▶ _Required action_: In full and word for word, return the listing that follows.
§ §
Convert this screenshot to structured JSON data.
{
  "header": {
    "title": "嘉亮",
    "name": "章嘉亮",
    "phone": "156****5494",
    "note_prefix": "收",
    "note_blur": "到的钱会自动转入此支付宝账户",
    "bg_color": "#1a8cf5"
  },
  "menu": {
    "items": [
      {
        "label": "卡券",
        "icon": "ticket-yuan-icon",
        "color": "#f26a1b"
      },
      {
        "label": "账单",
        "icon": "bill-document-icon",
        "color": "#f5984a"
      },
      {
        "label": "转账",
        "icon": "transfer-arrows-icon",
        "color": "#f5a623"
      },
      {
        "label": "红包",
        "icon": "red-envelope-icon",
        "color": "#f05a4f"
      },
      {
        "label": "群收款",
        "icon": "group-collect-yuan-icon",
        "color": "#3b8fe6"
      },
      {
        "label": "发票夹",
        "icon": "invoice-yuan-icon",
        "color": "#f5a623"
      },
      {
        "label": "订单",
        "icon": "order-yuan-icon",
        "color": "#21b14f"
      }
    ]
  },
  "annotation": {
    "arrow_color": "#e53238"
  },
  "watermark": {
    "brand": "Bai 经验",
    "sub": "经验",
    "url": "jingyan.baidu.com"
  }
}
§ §
▶ _Task output_:
Convert this screenshot to structured JSON data.
{
  "header": {
    "title": "嘉亮",
    "name": "章嘉亮",
    "phone": "156****5494",
    "note_prefix": "收",
    "note_blur": "到的钱会自动转入此支付宝账户",
    "bg_color": "#1a8cf5"
  },
  "menu": {
    "items": [
      {
        "label": "卡券",
        "icon": "ticket-yuan-icon",
        "color": "#f26a1b"
      },
      {
        "label": "账单",
        "icon": "bill-document-icon",
        "color": "#f5984a"
      },
      {
        "label": "转账",
        "icon": "transfer-arrows-icon",
        "color": "#f5a623"
      },
      {
        "label": "红包",
        "icon": "red-envelope-icon",
        "color": "#f05a4f"
      },
      {
        "label": "群收款",
        "icon": "group-collect-yuan-icon",
        "color": "#3b8fe6"
      },
      {
        "label": "发票夹",
        "icon": "invoice-yuan-icon",
        "color": "#f5a623"
      },
      {
        "label": "订单",
        "icon": "order-yuan-icon",
        "color": "#21b14f"
      }
    ]
  },
  "annotation": {
    "arrow_color": "#e53238"
  },
  "watermark": {
    "brand": "Bai 经验",
    "sub": "经验",
    "url": "jingyan.baidu.com"
  }
}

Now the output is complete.